Most businesses shut down over Christmas but many of the small and family ones will still be operating over the holiday season. For some, it will be business as usual. Others will be putting in time to catch up on administrative work. Surveys over the years have found that while more than 90 per cent of Australian small business owners will be taking time off, most will still spend the down time dealing with old emails, general administration, finances, writing business plans, updating website content or looking at budgets for the next year.
Many family business owners who shut down over Christmas make the most of the break by performing regular maintenance and repairs to equipment during the quiet period without dipping into their work time. They also use the down time to do the budgeting and planning for the year ahead and marketing the business through fliers, phone calls and direct mail.
But what about operating as usual? It’s a dilemma business owners face in the lead up to the festive season. For some, shutting down could see a drop in revenue and productivity. For others, apart from bars and restaurants, it’s the sensible thing to do when clients have shut down over the break.
Deciding whether or not to stay open over Christmas is a decision every family business owner has to make based on what their clients are doing and what they are offering.
So what are the steps to working over Christmas? The most obvious one is to find out what customers are doing. If they’re shutting down too, there’s no point staying open. But if they’re not, it’s an opportunity to make inroads during a quiet time of year and get one up on competitors. A well-targeted, well-planned Christmas campaign could help boost sales to new and existing customers.
With Christmas, it’s important to become Scrooge with debtors. Chasing up debts is imperative and it has to be done before Christmas because it’s almost impossible to recover money in January when people are away. The March quarter tends to be the toughest cash flow quarter of the year for most businesses so the rule for chasing debts is to do it now, before Christmas.
And because the March quarter is so tight, family businesses should have some sort of buffer going into 2014.
Second is staffing. Because payroll is the biggest cost, staff rosters need to be reviewed carefully to ensure that only absolutely essential staff will be working over the break. The rest should be directed to take leave so that the business can balance the books by not allowing large banks of leave to accrue.
The next big issue is stock management. What’s crucial here is to stay as liquid as possible during that time of year when business has slowed down. Unless business is booming over the Christmas period, companies should drive stock down to the lowest possible level in the weeks ahead of the festive season and only order the minimum to meet what’s required over Christmas. At the same time, however, it is important to ensure that suppliers will have the stock ready to go for the New Year.
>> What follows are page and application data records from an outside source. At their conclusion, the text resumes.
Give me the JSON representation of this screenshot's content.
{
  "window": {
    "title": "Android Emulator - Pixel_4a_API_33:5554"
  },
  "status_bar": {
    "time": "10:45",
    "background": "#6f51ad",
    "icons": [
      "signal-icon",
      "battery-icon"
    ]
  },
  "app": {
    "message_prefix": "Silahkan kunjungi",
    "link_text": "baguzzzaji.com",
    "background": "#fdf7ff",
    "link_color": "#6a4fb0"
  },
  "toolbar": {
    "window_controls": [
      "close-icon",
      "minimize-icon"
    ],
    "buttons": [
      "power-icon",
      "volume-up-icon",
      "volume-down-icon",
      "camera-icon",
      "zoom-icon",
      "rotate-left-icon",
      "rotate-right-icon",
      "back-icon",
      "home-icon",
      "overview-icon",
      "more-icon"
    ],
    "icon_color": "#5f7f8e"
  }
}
During the festive season, there is a lot of discounting. With sale signs up everywhere, the danger with the me-too strategy is that doing it to keep up could see the business trading below its break-even point and even generating losses. It would require a massive increase in sales volumes just to maintain the same position, and that’s not going to happen. Most businesses won’t last if they do that over any protracted period of time. In any case, doing that would rob the business of the buffer it needs for the March quarter. The rule of thumb here is to know the profit margins and how much the business can afford to discount.
Whether the family business stays open or shuts down, Christmas is the time of year that needs to be managed with care.